After a workout that lasted almost two hours, Pennington remained inside the team's practice bubble for about 20 extra minutes to work on routes with tight ends and wide receivers.
As Dolphins coach Tony Sparano hinted before practice, Pennington got the bulk of the work in 11-on-11 drills. He took 28 of the 54 snaps, with rookie Chad Henne getting 21. Veteran Josh McCown and second-year quarterback John Beck split the rest.
"Did we even practice?" Pennington joked afterward. "It went by real fast. It was like a blur. I remember when I was a rookie and everything is just a blur. It wasn't a blur from the defensive side because I could actually see what was going on defensively, but just trying to recall the information and my responsibilities as quarterback with each play, it went by pretty fast."
Pennington completed 13 of 21 passes during team drills. He connected with tight end David Martin for a touchdown pass on a fade route, but also was intercepted in a red zone drill by cornerback Andre Goodman.
"I never like throwing interceptions," Pennington said. "I take big pride in protecting the football, especially in the red zone. I'll clean that up, work on that mistake."
Despite the interception, Goodman was impressed with what he saw from Pennington.
"The ball comes out on time," Goodman said. "If you ask every guy what we see out of Chad, that ball comes out on time. Receivers turn their heads and it's almost hitting them in the face sometimes. It's amazing to see that on day one."

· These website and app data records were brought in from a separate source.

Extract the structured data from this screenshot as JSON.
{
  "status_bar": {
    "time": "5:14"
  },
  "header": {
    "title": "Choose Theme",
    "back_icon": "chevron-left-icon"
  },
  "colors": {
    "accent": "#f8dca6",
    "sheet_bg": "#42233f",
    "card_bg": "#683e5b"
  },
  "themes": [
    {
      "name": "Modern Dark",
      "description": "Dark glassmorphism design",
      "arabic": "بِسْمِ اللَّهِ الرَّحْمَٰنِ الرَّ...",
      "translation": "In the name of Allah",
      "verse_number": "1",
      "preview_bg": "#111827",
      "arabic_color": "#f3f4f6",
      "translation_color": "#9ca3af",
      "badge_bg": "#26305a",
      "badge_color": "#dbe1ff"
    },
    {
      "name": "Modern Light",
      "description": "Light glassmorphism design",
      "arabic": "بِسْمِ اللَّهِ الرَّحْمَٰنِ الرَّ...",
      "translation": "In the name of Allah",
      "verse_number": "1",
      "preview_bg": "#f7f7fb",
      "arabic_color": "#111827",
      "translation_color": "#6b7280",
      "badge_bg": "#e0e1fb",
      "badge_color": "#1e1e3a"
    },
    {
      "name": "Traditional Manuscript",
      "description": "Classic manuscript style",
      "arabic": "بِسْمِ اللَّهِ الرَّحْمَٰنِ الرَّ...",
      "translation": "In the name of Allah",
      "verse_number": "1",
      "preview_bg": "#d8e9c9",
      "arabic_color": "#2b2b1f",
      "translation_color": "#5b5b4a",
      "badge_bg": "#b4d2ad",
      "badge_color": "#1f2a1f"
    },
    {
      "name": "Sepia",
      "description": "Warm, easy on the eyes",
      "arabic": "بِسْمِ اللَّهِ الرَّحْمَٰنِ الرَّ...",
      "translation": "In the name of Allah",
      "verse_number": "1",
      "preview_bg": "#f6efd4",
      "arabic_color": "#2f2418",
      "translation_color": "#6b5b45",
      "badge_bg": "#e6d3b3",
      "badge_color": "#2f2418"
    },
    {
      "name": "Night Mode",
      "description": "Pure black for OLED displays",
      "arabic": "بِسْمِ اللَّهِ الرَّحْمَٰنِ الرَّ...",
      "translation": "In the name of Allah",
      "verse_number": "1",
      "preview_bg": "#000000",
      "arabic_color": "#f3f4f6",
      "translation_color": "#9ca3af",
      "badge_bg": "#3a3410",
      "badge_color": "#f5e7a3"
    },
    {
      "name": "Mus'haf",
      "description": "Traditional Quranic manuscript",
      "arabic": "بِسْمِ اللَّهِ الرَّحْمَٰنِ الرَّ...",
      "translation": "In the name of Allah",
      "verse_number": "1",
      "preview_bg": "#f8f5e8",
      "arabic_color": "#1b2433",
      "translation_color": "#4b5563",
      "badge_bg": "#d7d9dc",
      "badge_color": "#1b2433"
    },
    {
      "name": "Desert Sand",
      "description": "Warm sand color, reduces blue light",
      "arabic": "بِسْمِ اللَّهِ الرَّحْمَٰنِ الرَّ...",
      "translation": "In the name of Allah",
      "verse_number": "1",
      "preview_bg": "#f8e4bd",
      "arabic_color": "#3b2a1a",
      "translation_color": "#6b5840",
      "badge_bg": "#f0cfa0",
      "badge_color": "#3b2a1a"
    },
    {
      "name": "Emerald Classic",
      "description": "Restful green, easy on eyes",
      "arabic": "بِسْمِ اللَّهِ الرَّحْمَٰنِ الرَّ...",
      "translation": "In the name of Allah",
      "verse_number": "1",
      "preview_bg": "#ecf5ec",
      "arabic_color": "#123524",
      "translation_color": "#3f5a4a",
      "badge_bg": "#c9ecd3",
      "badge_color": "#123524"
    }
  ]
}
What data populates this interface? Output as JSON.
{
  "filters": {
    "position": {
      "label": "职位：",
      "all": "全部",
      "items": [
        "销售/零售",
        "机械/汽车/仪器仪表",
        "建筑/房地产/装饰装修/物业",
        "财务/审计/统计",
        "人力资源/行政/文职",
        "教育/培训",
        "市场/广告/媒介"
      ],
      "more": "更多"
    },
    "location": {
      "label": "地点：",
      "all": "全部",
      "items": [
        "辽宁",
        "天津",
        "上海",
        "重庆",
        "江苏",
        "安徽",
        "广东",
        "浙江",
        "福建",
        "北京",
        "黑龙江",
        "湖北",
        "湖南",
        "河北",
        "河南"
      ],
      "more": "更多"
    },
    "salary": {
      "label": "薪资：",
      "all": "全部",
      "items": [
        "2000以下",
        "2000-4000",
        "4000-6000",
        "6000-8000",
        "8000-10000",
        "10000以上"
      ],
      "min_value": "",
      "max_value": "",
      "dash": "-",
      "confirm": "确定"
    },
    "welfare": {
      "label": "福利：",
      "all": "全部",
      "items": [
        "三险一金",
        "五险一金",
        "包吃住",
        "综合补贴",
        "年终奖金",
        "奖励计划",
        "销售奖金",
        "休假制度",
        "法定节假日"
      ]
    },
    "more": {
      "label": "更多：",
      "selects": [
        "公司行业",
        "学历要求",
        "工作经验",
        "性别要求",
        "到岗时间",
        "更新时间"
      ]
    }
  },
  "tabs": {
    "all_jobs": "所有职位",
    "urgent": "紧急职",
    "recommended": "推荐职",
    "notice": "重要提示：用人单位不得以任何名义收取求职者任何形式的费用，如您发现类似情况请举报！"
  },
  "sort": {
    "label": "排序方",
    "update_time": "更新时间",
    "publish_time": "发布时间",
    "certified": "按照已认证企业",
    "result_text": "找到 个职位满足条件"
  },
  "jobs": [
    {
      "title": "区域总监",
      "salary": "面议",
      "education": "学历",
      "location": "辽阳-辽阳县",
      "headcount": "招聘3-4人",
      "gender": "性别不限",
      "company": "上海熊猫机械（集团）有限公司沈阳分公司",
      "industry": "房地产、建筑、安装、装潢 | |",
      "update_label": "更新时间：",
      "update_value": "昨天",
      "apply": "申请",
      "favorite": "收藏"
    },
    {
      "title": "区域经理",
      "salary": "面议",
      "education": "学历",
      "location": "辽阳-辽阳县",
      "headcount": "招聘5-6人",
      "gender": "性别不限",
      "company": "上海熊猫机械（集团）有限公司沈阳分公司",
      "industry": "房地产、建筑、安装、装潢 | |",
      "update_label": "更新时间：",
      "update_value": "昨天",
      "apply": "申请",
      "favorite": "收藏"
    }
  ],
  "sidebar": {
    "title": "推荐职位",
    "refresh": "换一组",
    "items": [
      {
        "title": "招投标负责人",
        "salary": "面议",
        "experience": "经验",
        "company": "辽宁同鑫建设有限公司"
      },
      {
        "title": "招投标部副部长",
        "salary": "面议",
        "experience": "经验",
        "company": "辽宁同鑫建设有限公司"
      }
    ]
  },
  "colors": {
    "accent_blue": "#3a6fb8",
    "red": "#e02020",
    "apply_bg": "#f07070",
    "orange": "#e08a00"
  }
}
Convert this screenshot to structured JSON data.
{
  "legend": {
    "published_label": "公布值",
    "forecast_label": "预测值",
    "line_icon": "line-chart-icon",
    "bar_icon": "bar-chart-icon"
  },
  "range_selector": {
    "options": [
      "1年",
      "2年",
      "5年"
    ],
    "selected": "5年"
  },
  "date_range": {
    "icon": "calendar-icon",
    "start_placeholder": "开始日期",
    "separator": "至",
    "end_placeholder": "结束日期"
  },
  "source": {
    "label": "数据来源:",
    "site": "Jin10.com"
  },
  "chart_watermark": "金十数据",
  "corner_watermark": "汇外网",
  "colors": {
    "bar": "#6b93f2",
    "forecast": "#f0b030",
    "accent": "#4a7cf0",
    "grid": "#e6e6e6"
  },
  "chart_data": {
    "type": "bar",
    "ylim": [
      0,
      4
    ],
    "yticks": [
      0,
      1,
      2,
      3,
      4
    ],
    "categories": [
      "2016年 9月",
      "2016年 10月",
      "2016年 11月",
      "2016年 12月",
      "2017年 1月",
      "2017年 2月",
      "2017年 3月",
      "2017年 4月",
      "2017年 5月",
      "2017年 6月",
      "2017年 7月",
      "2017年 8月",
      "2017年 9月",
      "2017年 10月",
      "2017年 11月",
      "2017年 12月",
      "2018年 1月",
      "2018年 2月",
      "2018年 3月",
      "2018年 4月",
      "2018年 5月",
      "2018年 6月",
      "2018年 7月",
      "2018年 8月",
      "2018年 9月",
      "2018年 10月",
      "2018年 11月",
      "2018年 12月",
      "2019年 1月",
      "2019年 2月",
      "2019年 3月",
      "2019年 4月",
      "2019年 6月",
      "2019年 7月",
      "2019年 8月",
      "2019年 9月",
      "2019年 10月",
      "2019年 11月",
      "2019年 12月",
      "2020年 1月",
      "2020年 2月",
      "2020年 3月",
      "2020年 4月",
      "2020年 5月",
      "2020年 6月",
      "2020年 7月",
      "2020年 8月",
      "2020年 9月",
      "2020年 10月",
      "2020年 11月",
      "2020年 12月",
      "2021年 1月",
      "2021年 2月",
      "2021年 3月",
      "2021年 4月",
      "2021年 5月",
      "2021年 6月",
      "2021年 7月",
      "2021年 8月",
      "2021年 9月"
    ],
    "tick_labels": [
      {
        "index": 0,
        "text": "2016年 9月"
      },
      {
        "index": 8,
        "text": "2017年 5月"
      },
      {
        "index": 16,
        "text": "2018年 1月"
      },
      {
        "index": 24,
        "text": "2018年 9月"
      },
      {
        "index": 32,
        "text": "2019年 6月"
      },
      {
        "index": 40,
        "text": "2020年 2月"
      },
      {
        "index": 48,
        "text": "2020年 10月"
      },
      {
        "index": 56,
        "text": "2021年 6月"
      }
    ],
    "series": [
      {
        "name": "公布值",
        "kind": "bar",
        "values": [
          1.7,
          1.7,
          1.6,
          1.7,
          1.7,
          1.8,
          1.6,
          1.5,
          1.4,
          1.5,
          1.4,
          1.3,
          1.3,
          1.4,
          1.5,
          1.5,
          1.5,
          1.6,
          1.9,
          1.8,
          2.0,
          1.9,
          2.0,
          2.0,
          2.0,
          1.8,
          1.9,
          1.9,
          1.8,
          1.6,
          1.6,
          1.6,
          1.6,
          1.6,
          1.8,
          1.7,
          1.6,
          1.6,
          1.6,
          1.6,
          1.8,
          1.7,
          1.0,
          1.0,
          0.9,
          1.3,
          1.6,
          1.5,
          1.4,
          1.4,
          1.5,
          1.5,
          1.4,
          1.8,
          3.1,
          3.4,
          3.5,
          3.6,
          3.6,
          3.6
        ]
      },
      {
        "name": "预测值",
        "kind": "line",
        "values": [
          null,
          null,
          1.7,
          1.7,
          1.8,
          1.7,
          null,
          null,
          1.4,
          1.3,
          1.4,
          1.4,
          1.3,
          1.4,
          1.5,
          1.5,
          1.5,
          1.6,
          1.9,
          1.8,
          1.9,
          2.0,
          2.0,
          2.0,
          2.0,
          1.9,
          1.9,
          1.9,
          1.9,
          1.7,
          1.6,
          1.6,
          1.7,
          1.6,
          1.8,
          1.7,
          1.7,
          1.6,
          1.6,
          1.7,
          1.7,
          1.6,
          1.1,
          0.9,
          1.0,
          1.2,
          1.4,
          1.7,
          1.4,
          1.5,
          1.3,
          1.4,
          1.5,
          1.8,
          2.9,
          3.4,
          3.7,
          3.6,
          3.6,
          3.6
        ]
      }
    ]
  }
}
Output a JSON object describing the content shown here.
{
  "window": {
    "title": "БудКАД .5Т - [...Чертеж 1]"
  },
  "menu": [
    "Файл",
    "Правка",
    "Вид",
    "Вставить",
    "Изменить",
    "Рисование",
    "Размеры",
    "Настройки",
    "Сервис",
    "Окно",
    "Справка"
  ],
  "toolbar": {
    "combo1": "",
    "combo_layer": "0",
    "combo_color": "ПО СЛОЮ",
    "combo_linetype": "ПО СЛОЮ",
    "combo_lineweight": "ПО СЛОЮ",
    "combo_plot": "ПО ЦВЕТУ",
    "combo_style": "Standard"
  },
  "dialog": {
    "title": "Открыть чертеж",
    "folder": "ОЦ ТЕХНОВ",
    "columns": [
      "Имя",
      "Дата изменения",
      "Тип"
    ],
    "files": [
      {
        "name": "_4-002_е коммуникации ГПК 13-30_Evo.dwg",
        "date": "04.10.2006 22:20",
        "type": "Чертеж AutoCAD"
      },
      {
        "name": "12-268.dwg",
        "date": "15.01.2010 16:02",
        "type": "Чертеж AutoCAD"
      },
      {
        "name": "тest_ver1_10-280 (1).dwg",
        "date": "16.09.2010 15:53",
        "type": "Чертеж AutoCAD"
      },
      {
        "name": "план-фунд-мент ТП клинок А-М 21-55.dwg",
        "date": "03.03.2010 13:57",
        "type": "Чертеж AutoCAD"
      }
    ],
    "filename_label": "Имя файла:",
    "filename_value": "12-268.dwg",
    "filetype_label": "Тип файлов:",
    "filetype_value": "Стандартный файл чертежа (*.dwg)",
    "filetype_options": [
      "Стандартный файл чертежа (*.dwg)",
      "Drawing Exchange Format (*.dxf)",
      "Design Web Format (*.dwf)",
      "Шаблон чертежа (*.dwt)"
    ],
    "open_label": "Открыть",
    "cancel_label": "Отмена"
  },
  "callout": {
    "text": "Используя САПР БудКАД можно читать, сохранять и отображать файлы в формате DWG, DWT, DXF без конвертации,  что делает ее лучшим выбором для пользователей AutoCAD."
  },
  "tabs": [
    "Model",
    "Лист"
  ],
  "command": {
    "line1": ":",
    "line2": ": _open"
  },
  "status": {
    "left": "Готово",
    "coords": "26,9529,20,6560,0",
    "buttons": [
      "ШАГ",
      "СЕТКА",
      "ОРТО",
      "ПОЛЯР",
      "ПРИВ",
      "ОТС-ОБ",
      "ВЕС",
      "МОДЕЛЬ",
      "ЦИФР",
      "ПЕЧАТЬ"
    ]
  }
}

It is still unclear if Pennington will start -- or even play -- in Miami's second preseason game Saturday night at Jacksonville. But players said they were impressed with how Pennington took charge in the huddle and don't think he will need long to get ready.
"A heck of a leader," guard Justin Smiley said. "I mean, he doesn't know any of us from the man on the moon right now, but he comes into the huddle and says, 'Give me your eyes.' We didn't break the huddle good one time and he was like, 'Nah, nah, nah. Next time, we've got to stand and break the huddle.' Just stuff a veteran with great leadership [would do]. It's pretty exciting."
Pennington had a little head start.
He spent his rookie season with the Jets in 2000 playing under offensive coordinator Dan Henning, who now calls the plays for Miami.
But after spending his first eight years with the Jets, Pennington is still learning how his new team operates -- even little things like knowing where to go after each practice period.
"I felt like my little 4-year-old going to his first football camp, having no idea where to go or what to do," Pennington said. "I'll work to get the logistics of how we do things and make it a little easier on me."